── Available data
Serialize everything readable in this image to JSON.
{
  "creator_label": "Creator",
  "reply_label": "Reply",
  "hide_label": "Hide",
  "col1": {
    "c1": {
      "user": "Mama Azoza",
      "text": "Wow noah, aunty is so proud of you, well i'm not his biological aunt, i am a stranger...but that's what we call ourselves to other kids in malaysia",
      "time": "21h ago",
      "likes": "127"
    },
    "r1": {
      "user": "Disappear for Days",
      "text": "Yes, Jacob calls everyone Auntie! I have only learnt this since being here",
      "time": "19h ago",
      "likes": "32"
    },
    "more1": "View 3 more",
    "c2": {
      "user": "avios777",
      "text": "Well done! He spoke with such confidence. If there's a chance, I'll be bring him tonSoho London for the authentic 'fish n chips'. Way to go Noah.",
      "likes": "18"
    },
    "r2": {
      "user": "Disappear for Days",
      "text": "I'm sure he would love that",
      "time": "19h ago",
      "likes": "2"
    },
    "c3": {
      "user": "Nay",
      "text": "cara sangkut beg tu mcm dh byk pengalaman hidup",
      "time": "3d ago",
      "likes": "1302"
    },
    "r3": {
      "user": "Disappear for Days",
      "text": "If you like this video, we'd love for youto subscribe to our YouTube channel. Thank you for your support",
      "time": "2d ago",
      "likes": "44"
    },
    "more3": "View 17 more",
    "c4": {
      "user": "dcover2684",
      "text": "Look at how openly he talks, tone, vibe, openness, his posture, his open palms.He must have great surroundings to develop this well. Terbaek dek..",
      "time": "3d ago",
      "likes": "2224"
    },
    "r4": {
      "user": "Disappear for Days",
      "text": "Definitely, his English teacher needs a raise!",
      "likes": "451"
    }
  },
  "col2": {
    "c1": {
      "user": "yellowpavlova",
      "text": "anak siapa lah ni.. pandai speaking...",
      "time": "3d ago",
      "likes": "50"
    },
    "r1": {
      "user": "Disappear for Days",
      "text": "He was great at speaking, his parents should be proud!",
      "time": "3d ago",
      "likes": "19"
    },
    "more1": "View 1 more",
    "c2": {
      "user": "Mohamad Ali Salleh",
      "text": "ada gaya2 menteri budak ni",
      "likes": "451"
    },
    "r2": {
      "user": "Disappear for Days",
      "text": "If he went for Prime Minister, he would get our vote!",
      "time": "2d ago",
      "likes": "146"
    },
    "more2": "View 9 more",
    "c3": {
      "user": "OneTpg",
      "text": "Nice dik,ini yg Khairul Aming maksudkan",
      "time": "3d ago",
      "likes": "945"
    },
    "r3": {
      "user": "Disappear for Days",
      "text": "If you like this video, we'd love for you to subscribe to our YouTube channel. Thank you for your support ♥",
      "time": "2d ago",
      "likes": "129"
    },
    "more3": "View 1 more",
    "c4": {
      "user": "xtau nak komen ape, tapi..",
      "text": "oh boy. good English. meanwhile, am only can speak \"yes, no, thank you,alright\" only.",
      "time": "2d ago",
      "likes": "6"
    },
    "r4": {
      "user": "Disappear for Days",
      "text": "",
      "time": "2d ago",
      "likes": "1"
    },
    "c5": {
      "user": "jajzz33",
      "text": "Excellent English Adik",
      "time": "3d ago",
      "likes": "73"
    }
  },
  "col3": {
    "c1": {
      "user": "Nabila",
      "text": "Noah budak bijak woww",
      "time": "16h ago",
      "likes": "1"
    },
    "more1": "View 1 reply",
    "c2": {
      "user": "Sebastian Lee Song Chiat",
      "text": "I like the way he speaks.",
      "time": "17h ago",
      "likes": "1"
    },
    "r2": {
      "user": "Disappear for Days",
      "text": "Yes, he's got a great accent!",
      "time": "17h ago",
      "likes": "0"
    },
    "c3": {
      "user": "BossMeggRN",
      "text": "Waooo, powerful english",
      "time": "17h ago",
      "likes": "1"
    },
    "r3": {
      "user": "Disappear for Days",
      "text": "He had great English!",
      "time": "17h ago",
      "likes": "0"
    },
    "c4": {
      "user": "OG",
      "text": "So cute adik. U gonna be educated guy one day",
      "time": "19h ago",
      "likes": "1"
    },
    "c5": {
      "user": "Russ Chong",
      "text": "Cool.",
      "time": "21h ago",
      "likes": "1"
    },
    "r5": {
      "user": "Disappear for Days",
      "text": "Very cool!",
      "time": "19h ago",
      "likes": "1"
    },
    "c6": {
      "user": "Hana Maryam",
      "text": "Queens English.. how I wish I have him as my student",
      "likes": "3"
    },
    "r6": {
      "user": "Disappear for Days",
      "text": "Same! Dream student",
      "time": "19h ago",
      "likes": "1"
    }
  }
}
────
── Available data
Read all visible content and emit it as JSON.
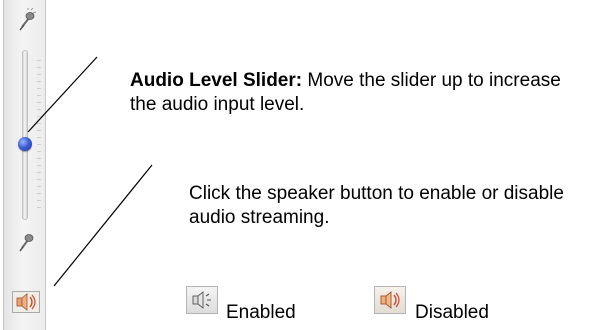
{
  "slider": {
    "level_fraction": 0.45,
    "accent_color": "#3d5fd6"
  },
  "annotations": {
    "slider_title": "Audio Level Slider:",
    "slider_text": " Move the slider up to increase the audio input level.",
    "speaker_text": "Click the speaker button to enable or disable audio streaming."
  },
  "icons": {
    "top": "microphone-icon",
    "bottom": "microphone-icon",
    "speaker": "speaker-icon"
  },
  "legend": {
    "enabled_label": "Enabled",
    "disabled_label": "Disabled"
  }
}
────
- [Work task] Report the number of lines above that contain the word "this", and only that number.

- [Response area] 5